4.4 Routes of administration

Almost all possible routes of administration have been used, but by far the most common method is smoking (inhaling). Marijuana is most often smoked as a hand-rolled "joint" the size of a cigarette or larger, and usually thicker. Tobacco is often added to marijuana to assist burning and "make it go further", and a filter may be inserted. Hashish may be mixed with tobacco and smoked as a joint, but is more often smoked through a pipe, either with or without tobacco. A water pipe known as "bong" is a popular implement for all cannabis preparations, because the water cools the hot smoke before it is inhaled and there is little loss of the drug through sidestream smoke. Hash oil is used sparingly because of its extremely high psychoactive potency; a few drops may be applied to a cigarette or a joint, to the mixture in the pipe, or the oil may be heated and the vapours inhaled. Whatever method is used, smokers usually inhale deeply and hold their breath for several seconds in order to ensure maximum absorption of THC by the lungs.

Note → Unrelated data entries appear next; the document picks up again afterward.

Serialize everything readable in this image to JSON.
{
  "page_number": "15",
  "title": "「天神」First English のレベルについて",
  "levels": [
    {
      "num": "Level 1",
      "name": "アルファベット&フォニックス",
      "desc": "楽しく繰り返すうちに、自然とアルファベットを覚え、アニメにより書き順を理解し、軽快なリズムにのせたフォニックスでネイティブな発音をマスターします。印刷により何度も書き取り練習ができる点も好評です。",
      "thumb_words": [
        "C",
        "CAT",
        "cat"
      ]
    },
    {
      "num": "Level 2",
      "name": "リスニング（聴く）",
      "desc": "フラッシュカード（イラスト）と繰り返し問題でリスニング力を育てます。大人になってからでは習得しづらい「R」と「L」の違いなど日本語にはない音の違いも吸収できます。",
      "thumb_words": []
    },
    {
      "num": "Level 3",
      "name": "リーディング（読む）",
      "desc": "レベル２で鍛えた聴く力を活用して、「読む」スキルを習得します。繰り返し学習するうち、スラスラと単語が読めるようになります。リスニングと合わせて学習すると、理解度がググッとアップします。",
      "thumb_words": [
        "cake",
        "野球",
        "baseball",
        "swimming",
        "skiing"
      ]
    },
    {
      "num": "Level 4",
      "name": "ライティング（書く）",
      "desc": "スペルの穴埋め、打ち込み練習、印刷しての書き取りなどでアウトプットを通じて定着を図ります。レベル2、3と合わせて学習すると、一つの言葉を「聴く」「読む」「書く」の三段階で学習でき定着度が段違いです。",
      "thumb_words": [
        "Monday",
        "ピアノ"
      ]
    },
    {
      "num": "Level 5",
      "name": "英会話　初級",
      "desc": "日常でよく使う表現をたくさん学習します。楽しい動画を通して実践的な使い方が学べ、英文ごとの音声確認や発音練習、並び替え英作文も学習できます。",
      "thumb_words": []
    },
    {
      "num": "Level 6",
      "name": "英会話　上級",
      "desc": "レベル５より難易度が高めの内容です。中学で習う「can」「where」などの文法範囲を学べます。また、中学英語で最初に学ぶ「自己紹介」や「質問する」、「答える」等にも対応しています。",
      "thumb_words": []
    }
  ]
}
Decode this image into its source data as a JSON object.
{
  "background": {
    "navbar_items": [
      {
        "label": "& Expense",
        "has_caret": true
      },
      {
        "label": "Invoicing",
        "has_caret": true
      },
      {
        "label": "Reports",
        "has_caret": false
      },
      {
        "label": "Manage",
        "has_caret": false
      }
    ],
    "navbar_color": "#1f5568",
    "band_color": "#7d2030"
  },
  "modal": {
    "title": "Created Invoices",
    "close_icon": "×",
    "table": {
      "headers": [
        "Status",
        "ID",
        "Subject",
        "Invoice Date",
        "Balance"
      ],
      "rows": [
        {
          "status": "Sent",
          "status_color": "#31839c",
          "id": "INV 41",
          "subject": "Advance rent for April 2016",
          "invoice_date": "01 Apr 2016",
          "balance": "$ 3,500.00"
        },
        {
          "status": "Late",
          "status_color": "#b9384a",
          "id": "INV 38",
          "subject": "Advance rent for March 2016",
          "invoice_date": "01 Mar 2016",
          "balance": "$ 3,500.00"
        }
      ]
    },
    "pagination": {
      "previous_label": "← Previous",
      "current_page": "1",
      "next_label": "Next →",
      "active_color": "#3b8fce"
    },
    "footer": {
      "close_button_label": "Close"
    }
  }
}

Hashish may also be cooked or baked in foods and eaten. When ingested orally the onset of the psychoactive effects is delayed by about an hour. In clinical and experimental research, THC has often been prepared in gelatine capsules and administered orally. In India, a popular method of ingestion is in the form of a tea-like brew of the leaves and stems, known as "bhang". The "high" is of lesser intensity but the duration of intoxication is longer by several hours. It is easier to titrate the dose and achieve the desired level of intoxication by smoking than by oral ingestion since the effects are more immediate.

Crude aqueous extracts of cannabis have on very rare occasions been injected intravenously. THC is insoluble in water, so little or no drug is actually present in these extracts, and the injection of tiny
undissolved particles may cause severe pain and inflammation at the site of injection and a variety of toxic systemic effects. Injection should not be considered as a route of cannabis administration, but
has been used in research to investigate pharmacokinetics.

Since different routes of administration give rise to differing pharmacokinetics, the reader should assume for the remainder of this document that the method of ingestion is smoking unless stated otherwise.